Reforming healthcare funding to address the needs of our aging population

Reforming healthcare funding to address the needs of our aging population

Funding home care and long-term care is fast becoming the main challenge of our outdated medicare system — a system developed in the mid-twentieth century for a young population that mostly required acute care from hospitals and physicians.

What kind of health workforce will be needed to serve our aging population?

What kind of health workforce will be needed to serve our aging population?

We know that Canada’s population is aging. Among the many statistics that have been reported is how in 2015, the proportion of Canadian seniors surpassed that of youth under 15 for the first time. The gap will continue to widen over the next 20 years.

Time to re-think health care policy for the elderly

Time to re-think health care policy for the elderly

As the Canadian population continues to age, there is a need to revisit conventional thinking regarding the provision of health care services for seniors to ensure that the system is sustainable for all Canadians. There are a number of misperceptions in current thinking.

Rethinking long-term care for seniors in Canada

Rethinking long-term care for seniors in Canada

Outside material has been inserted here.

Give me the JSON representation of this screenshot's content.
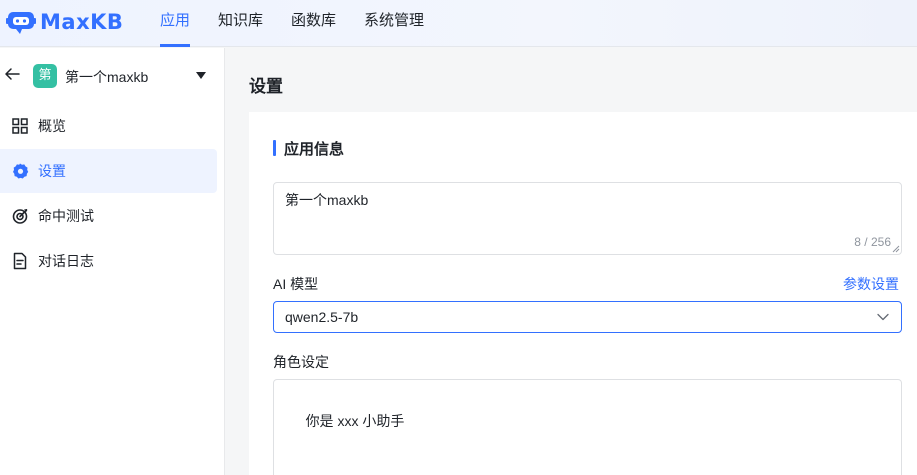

Most people hope to be able to age in their own home. But seniors and their families don’t always have that choice. Four health care policy experts, Dr. Ivy Bourgeault, Dr. Robyn Tamblyn, Dr. Neena Chappell and Dr. Michel Grignon, believe it is time to rethink the philosophy behind long term care in Canada.